* TASK GOAL
Give back the records in full, with every line exactly as it was.

(Excerpts from an interface dataset)
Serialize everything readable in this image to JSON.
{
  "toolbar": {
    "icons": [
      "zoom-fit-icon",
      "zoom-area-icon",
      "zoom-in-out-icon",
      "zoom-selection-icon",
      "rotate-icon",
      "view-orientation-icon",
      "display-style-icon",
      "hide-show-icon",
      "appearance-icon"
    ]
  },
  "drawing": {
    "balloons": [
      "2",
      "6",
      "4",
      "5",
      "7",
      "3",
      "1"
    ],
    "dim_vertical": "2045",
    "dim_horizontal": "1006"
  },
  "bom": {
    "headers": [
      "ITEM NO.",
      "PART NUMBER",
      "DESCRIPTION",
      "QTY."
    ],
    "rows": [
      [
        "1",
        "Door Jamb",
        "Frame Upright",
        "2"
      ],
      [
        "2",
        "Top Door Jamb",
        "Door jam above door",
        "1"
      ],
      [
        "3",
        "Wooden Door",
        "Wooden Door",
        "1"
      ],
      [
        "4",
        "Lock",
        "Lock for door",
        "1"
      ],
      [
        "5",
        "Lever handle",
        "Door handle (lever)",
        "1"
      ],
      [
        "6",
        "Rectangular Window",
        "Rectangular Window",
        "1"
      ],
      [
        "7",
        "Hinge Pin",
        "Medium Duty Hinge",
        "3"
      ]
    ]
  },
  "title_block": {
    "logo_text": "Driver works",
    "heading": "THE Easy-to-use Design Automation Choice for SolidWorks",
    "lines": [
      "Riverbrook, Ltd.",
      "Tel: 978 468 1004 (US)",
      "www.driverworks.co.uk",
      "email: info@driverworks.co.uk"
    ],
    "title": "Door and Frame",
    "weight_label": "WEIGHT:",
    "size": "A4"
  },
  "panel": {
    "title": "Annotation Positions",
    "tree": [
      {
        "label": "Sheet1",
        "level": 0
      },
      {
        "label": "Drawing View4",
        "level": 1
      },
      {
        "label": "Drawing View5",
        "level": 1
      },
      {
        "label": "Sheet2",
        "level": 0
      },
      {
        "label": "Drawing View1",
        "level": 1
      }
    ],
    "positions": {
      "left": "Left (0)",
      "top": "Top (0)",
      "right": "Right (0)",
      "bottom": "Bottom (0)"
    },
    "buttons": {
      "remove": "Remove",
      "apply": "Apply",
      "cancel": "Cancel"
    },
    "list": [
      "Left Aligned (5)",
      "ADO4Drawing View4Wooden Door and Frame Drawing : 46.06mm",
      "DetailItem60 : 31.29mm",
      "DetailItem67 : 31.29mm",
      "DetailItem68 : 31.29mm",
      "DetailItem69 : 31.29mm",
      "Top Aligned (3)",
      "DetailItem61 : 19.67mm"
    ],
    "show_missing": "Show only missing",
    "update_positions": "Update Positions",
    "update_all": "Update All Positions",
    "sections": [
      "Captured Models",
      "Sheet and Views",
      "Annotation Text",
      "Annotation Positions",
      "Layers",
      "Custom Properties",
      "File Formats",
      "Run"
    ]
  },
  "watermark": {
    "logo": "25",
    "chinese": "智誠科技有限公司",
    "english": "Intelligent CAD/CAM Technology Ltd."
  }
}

* RESPONSE TO THIS EXERCISE
Serialize everything readable in this image to JSON.
{
  "toolbar": {
    "icons": [
      "zoom-fit-icon",
      "zoom-area-icon",
      "zoom-in-out-icon",
      "zoom-selection-icon",
      "rotate-icon",
      "view-orientation-icon",
      "display-style-icon",
      "hide-show-icon",
      "appearance-icon"
    ]
  },
  "drawing": {
    "balloons": [
      "2",
      "6",
      "4",
      "5",
      "7",
      "3",
      "1"
    ],
    "dim_vertical": "2045",
    "dim_horizontal": "1006"
  },
  "bom": {
    "headers": [
      "ITEM NO.",
      "PART NUMBER",
      "DESCRIPTION",
      "QTY."
    ],
    "rows": [
      [
        "1",
        "Door Jamb",
        "Frame Upright",
        "2"
      ],
      [
        "2",
        "Top Door Jamb",
        "Door jam above door",
        "1"
      ],
      [
        "3",
        "Wooden Door",
        "Wooden Door",
        "1"
      ],
      [
        "4",
        "Lock",
        "Lock for door",
        "1"
      ],
      [
        "5",
        "Lever handle",
        "Door handle (lever)",
        "1"
      ],
      [
        "6",
        "Rectangular Window",
        "Rectangular Window",
        "1"
      ],
      [
        "7",
        "Hinge Pin",
        "Medium Duty Hinge",
        "3"
      ]
    ]
  },
  "title_block": {
    "logo_text": "Driver works",
    "heading": "THE Easy-to-use Design Automation Choice for SolidWorks",
    "lines": [
      "Riverbrook, Ltd.",
      "Tel: 978 468 1004 (US)",
      "www.driverworks.co.uk",
      "email: info@driverworks.co.uk"
    ],
    "title": "Door and Frame",
    "weight_label": "WEIGHT:",
    "size": "A4"
  },
  "panel": {
    "title": "Annotation Positions",
    "tree": [
      {
        "label": "Sheet1",
        "level": 0
      },
      {
        "label": "Drawing View4",
        "level": 1
      },
      {
        "label": "Drawing View5",
        "level": 1
      },
      {
        "label": "Sheet2",
        "level": 0
      },
      {
        "label": "Drawing View1",
        "level": 1
      }
    ],
    "positions": {
      "left": "Left (0)",
      "top": "Top (0)",
      "right": "Right (0)",
      "bottom": "Bottom (0)"
    },
    "buttons": {
      "remove": "Remove",
      "apply": "Apply",
      "cancel": "Cancel"
    },
    "list": [
      "Left Aligned (5)",
      "ADO4Drawing View4Wooden Door and Frame Drawing : 46.06mm",
      "DetailItem60 : 31.29mm",
      "DetailItem67 : 31.29mm",
      "DetailItem68 : 31.29mm",
      "DetailItem69 : 31.29mm",
      "Top Aligned (3)",
      "DetailItem61 : 19.67mm"
    ],
    "show_missing": "Show only missing",
    "update_positions": "Update Positions",
    "update_all": "Update All Positions",
    "sections": [
      "Captured Models",
      "Sheet and Views",
      "Annotation Text",
      "Annotation Positions",
      "Layers",
      "Custom Properties",
      "File Formats",
      "Run"
    ]
  },
  "watermark": {
    "logo": "25",
    "chinese": "智誠科技有限公司",
    "english": "Intelligent CAD/CAM Technology Ltd."
  }
}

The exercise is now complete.